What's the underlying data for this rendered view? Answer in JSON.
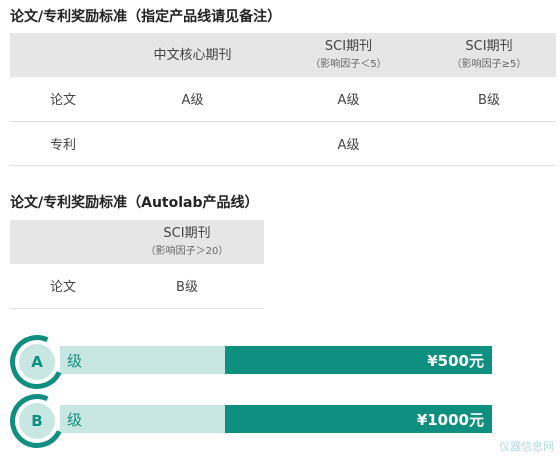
{
  "section1": {
    "title": "论文/专利奖励标准（指定产品线请见备注）",
    "headers": [
      {
        "main": "",
        "sub": ""
      },
      {
        "main": "中文核心期刊",
        "sub": ""
      },
      {
        "main": "SCI期刊",
        "sub": "（影响因子＜5）"
      },
      {
        "main": "SCI期刊",
        "sub": "（影响因子≥5）"
      }
    ],
    "rows": [
      {
        "label": "论文",
        "cells": [
          "A级",
          "A级",
          "B级"
        ]
      },
      {
        "label": "专利",
        "cells": [
          "",
          "A级",
          ""
        ]
      }
    ]
  },
  "section2": {
    "title": "论文/专利奖励标准（Autolab产品线）",
    "headers": [
      {
        "main": "",
        "sub": ""
      },
      {
        "main": "SCI期刊",
        "sub": "（影响因子＞20）"
      }
    ],
    "rows": [
      {
        "label": "论文",
        "cells": [
          "B级"
        ]
      }
    ]
  },
  "rewards": [
    {
      "letter": "A",
      "grade": "级",
      "amount": "¥500元"
    },
    {
      "letter": "B",
      "grade": "级",
      "amount": "¥1000元"
    }
  ],
  "watermark": "仪器信息网",
  "colors": {
    "accent": "#0f8f7f",
    "accent_light": "#c8e6e2",
    "header_bg": "#e6e6e6"
  }
}
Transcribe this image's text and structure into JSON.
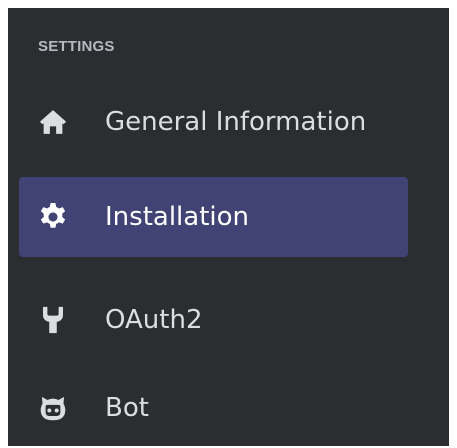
{
  "settings": {
    "header": "SETTINGS",
    "items": [
      {
        "label": "General Information",
        "icon": "home-icon",
        "active": false
      },
      {
        "label": "Installation",
        "icon": "gear-icon",
        "active": true
      },
      {
        "label": "OAuth2",
        "icon": "wrench-icon",
        "active": false
      },
      {
        "label": "Bot",
        "icon": "bot-icon",
        "active": false
      }
    ]
  },
  "colors": {
    "panel_background": "#2b2d31",
    "active_background": "#404373",
    "text": "#dbdee1",
    "header_text": "#b5bac1"
  }
}
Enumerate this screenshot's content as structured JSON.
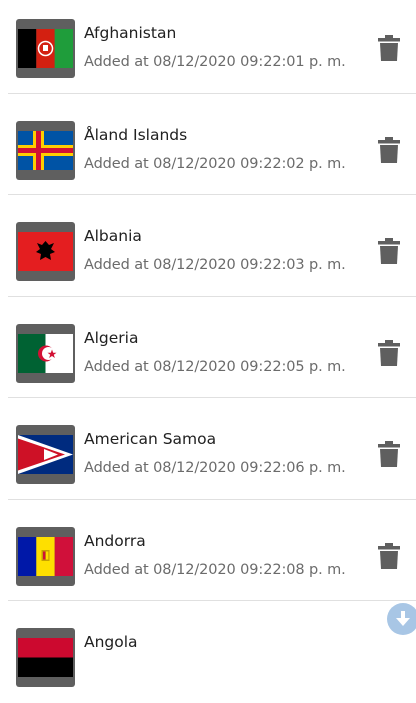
{
  "colors": {
    "text": "#212121",
    "subtext": "#6b6b6b",
    "icon": "#5f5f5f",
    "fab": "#9fc0e3"
  },
  "countries": [
    {
      "name": "Afghanistan",
      "added": "Added at 08/12/2020 09:22:01 p. m.",
      "flag": "afghanistan-flag"
    },
    {
      "name": "Åland Islands",
      "added": "Added at 08/12/2020 09:22:02 p. m.",
      "flag": "aland-islands-flag"
    },
    {
      "name": "Albania",
      "added": "Added at 08/12/2020 09:22:03 p. m.",
      "flag": "albania-flag"
    },
    {
      "name": "Algeria",
      "added": "Added at 08/12/2020 09:22:05 p. m.",
      "flag": "algeria-flag"
    },
    {
      "name": "American Samoa",
      "added": "Added at 08/12/2020 09:22:06 p. m.",
      "flag": "american-samoa-flag"
    },
    {
      "name": "Andorra",
      "added": "Added at 08/12/2020 09:22:08 p. m.",
      "flag": "andorra-flag"
    },
    {
      "name": "Angola",
      "added": "",
      "flag": "angola-flag"
    }
  ],
  "icons": {
    "delete": "trash-icon",
    "scroll": "arrow-down-icon"
  }
}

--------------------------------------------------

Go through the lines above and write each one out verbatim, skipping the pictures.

What's the underlying data for this rendered view? Answer in JSON.
{
  "section1": {
    "title": "论文/专利奖励标准（指定产品线请见备注）",
    "headers": [
      {
        "main": "",
        "sub": ""
      },
      {
        "main": "中文核心期刊",
        "sub": ""
      },
      {
        "main": "SCI期刊",
        "sub": "（影响因子＜5）"
      },
      {
        "main": "SCI期刊",
        "sub": "（影响因子≥5）"
      }
    ],
    "rows": [
      {
        "label": "论文",
        "cells": [
          "A级",
          "A级",
          "B级"
        ]
      },
      {
        "label": "专利",
        "cells": [
          "",
          "A级",
          ""
        ]
      }
    ]
  },
  "section2": {
    "title": "论文/专利奖励标准（Autolab产品线）",
    "headers": [
      {
        "main": "",
        "sub": ""
      },
      {
        "main": "SCI期刊",
        "sub": "（影响因子＞20）"
      }
    ],
    "rows": [
      {
        "label": "论文",
        "cells": [
          "B级"
        ]
      }
    ]
  },
  "rewards": [
    {
      "letter": "A",
      "grade": "级",
      "amount": "¥500元"
    },
    {
      "letter": "B",
      "grade": "级",
      "amount": "¥1000元"
    }
  ],
  "watermark": "仪器信息网",
  "colors": {
    "accent": "#0f8f7f",
    "accent_light": "#c8e6e2",
    "header_bg": "#e6e6e6"
  }
}
Transcribe this image's text and structure into JSON.
{
  "settings": {
    "header": "SETTINGS",
    "items": [
      {
        "label": "General Information",
        "icon": "home-icon",
        "active": false
      },
      {
        "label": "Installation",
        "icon": "gear-icon",
        "active": true
      },
      {
        "label": "OAuth2",
        "icon": "wrench-icon",
        "active": false
      },
      {
        "label": "Bot",
        "icon": "bot-icon",
        "active": false
      }
    ]
  },
  "colors": {
    "panel_background": "#2b2d31",
    "active_background": "#404373",
    "text": "#dbdee1",
    "header_text": "#b5bac1"
  }
}
Enumerate this screenshot's content as structured JSON.
{
  "colors": {
    "text": "#212121",
    "subtext": "#6b6b6b",
    "icon": "#5f5f5f",
    "fab": "#9fc0e3"
  },
  "countries": [
    {
      "name": "Afghanistan",
      "added": "Added at 08/12/2020 09:22:01 p. m.",
      "flag": "afghanistan-flag"
    },
    {
      "name": "Åland Islands",
      "added": "Added at 08/12/2020 09:22:02 p. m.",
      "flag": "aland-islands-flag"
    },
    {
      "name": "Albania",
      "added": "Added at 08/12/2020 09:22:03 p. m.",
      "flag": "albania-flag"
    },
    {
      "name": "Algeria",
      "added": "Added at 08/12/2020 09:22:05 p. m.",
      "flag": "algeria-flag"
    },
    {
      "name": "American Samoa",
      "added": "Added at 08/12/2020 09:22:06 p. m.",
      "flag": "american-samoa-flag"
    },
    {
      "name": "Andorra",
      "added": "Added at 08/12/2020 09:22:08 p. m.",
      "flag": "andorra-flag"
    },
    {
      "name": "Angola",
      "added": "",
      "flag": "angola-flag"
    }
  ],
  "icons": {
    "delete": "trash-icon",
    "scroll": "arrow-down-icon"
  }
}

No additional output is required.